INSTRUCTIONS TO FOLLOW:
Return every line of the listing that includes the string "Emulsifying".

INPUT FOR THIS TASK:
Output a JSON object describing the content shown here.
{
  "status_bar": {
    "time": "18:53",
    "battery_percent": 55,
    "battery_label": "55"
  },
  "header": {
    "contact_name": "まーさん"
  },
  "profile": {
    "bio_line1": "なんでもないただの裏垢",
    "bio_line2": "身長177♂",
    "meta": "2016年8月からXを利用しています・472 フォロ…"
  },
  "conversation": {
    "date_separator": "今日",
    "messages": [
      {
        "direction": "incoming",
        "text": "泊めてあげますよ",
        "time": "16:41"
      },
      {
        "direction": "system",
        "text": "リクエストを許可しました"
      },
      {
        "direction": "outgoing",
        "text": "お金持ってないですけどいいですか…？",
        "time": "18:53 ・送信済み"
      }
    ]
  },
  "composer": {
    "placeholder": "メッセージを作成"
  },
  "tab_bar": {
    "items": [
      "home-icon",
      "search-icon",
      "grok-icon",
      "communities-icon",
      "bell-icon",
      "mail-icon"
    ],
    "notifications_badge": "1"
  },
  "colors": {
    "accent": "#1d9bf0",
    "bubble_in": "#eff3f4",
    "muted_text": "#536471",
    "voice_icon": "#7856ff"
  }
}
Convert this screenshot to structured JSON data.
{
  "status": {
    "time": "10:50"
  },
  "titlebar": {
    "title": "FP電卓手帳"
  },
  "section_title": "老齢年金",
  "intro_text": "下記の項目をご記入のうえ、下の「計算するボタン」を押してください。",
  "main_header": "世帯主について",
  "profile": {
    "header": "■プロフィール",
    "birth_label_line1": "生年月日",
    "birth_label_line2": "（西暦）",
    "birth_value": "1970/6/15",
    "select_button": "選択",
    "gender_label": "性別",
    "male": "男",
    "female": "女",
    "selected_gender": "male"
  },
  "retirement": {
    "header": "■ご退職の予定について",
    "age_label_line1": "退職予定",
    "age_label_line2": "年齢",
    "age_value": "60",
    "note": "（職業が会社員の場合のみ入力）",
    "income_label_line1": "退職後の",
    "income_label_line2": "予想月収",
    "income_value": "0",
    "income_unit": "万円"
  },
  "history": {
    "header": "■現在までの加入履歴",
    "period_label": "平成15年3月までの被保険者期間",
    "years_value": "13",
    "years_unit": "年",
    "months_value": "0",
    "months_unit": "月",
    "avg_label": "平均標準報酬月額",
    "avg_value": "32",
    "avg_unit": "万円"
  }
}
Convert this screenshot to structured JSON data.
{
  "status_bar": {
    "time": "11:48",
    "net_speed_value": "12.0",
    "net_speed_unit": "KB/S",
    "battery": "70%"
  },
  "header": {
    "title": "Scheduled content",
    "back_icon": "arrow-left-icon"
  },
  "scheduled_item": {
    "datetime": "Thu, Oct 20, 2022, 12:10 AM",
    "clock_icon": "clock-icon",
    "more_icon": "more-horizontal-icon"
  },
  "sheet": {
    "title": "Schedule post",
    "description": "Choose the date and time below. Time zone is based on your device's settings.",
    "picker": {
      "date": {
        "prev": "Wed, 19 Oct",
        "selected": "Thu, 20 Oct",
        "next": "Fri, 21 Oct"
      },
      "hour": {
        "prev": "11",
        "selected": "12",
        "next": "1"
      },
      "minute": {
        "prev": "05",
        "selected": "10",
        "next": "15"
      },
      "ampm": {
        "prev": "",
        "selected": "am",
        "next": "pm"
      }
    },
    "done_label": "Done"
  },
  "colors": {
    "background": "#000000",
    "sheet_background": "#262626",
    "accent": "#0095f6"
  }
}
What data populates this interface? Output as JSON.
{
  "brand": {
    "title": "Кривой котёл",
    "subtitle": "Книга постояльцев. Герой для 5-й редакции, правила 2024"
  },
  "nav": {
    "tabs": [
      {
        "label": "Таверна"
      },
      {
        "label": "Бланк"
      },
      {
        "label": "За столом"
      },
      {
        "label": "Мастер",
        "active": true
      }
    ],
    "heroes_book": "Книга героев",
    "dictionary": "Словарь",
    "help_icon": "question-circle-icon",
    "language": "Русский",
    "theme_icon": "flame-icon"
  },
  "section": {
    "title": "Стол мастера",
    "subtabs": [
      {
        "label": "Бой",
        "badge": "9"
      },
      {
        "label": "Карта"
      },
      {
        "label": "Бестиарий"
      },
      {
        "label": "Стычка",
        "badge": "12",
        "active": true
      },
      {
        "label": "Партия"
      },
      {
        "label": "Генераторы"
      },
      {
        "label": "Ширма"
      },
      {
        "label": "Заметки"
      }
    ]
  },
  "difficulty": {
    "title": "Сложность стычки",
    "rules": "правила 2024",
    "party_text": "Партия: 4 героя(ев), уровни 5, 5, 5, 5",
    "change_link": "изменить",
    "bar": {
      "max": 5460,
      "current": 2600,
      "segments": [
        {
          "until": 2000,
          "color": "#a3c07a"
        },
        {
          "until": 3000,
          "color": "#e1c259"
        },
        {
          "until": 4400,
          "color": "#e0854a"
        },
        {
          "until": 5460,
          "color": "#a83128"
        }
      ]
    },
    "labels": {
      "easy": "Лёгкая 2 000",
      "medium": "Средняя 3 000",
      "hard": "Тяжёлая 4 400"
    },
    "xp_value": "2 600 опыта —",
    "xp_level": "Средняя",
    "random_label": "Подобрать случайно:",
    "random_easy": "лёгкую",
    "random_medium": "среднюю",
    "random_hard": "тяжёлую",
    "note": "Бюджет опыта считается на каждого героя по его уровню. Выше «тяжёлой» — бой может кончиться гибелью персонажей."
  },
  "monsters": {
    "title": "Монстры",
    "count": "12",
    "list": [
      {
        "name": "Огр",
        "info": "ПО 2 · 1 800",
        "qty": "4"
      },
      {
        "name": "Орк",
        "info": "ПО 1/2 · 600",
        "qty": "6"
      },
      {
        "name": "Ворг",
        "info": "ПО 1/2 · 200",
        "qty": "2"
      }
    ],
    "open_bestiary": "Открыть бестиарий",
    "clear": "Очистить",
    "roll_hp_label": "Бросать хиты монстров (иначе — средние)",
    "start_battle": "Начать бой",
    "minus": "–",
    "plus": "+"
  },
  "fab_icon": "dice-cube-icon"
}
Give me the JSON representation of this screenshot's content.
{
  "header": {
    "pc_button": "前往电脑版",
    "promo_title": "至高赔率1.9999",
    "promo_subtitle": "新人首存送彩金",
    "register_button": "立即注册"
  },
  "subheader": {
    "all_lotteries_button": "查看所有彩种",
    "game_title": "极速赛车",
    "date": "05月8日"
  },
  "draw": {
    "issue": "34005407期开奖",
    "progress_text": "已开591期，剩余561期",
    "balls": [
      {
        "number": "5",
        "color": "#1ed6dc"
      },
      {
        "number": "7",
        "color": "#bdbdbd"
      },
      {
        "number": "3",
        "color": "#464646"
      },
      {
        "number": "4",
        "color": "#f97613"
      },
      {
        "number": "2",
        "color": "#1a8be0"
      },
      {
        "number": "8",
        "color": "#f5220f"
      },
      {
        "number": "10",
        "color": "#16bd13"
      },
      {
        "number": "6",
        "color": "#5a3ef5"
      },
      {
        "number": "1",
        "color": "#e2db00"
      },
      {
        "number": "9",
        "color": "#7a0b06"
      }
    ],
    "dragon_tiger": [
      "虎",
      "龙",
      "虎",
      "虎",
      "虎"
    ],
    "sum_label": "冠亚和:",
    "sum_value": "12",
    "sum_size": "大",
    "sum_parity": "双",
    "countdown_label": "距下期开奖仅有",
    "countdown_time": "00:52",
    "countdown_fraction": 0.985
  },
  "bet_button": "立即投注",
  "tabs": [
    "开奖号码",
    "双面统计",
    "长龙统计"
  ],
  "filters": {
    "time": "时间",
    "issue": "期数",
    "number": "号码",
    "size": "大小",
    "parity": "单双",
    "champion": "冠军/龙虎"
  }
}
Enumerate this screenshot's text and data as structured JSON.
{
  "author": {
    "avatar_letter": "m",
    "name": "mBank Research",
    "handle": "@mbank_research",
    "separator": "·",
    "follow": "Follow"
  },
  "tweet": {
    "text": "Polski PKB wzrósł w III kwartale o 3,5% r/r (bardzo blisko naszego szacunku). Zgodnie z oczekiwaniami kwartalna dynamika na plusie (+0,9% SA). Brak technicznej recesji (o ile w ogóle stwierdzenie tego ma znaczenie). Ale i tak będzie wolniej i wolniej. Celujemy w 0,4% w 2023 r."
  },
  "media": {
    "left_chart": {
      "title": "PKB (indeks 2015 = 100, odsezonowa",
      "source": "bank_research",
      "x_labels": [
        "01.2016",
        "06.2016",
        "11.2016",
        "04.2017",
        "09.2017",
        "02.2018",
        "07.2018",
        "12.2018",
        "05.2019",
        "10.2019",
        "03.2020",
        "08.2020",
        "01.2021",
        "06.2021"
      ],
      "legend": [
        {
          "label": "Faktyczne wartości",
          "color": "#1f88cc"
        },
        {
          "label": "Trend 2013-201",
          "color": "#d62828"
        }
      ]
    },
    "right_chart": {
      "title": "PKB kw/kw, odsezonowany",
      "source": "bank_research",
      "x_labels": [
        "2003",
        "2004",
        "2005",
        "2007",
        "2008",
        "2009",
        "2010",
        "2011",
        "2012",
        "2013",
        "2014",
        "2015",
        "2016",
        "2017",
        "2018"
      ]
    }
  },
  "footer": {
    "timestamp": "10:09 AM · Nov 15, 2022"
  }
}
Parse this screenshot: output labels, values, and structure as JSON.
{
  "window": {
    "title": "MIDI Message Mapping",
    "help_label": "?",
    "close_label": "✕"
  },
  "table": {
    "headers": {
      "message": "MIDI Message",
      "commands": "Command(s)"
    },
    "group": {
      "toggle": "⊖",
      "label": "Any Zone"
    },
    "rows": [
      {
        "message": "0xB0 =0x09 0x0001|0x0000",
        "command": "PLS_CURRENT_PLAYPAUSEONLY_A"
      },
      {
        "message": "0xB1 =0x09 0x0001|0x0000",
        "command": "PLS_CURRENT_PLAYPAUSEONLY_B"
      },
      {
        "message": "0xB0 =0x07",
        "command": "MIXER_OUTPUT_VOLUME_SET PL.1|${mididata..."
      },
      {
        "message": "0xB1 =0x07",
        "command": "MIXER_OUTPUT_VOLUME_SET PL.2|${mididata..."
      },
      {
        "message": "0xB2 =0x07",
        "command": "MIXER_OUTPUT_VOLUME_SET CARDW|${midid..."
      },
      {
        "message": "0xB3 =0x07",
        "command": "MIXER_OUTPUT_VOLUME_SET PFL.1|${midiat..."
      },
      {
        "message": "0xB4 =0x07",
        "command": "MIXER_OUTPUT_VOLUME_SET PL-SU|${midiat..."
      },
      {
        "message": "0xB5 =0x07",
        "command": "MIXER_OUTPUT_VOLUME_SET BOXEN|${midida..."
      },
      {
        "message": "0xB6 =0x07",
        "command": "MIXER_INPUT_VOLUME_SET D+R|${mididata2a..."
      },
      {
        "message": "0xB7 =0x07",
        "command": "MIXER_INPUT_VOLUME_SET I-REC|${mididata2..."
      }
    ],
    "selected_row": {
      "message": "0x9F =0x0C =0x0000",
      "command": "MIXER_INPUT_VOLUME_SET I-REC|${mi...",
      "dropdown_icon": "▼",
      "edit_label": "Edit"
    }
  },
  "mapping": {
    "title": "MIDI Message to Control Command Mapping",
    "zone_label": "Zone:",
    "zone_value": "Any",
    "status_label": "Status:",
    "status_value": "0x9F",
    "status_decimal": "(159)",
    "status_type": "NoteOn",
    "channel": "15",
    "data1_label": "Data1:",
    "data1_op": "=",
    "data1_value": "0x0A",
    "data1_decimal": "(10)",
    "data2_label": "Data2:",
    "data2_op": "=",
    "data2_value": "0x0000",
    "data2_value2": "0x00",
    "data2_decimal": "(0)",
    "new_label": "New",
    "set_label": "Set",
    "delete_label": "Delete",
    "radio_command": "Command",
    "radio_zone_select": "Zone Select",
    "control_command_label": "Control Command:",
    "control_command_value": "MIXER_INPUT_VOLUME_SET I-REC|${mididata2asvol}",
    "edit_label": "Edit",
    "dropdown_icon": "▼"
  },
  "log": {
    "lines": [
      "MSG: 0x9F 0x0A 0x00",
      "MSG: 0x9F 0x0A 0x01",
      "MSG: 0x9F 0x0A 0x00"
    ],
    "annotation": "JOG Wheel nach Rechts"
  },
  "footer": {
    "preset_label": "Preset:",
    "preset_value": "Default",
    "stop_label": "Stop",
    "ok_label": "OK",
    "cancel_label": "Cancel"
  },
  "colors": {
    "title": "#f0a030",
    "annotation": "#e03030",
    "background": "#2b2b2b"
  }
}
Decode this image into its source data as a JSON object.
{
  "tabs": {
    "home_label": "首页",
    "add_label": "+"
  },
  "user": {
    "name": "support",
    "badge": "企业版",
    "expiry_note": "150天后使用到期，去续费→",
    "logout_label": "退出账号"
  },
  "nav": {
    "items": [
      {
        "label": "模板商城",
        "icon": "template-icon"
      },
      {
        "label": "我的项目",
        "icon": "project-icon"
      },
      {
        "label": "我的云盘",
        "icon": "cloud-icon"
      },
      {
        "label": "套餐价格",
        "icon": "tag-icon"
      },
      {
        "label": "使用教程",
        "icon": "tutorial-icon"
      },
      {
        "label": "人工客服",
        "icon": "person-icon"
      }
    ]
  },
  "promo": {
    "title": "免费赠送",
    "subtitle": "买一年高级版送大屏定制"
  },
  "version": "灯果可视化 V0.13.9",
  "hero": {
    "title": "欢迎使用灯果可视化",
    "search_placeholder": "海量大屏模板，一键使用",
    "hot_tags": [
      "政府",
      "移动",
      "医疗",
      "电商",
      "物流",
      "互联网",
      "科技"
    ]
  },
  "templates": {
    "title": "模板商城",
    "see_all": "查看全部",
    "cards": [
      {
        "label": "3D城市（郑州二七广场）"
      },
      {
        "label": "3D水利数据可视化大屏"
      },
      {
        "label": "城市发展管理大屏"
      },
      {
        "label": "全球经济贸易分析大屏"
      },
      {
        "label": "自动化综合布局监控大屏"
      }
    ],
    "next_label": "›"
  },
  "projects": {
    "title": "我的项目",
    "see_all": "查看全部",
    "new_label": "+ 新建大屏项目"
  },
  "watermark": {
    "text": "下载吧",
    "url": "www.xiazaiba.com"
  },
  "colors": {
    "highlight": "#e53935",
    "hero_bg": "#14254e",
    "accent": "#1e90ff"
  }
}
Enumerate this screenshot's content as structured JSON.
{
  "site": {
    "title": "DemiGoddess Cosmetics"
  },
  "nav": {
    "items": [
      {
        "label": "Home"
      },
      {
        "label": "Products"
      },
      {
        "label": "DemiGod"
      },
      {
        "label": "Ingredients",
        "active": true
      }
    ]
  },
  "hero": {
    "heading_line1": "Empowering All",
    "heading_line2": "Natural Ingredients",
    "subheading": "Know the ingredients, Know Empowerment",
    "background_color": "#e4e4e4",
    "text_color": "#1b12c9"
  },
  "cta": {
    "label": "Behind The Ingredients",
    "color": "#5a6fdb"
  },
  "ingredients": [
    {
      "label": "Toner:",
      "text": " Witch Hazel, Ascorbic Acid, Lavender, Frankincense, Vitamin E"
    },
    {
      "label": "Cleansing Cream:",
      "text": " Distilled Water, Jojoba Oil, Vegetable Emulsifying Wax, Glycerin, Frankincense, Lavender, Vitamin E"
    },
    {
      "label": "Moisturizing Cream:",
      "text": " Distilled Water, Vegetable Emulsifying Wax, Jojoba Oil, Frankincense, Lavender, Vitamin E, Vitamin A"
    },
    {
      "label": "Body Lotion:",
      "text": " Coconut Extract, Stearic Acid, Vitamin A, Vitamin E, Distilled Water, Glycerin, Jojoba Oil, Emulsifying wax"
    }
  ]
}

ANSWER TO THE PROBLEM:
      "text": " Distilled Water, Jojoba Oil, Vegetable Emulsifying Wax, Glycerin, Frankincense, Lavender, Vitamin E"
      "text": " Distilled Water, Vegetable Emulsifying Wax, Jojoba Oil, Frankincense, Lavender, Vitamin E, Vitamin A"
      "text": " Coconut Extract, Stearic Acid, Vitamin A, Vitamin E, Distilled Water, Glycerin, Jojoba Oil, Emulsifying wax"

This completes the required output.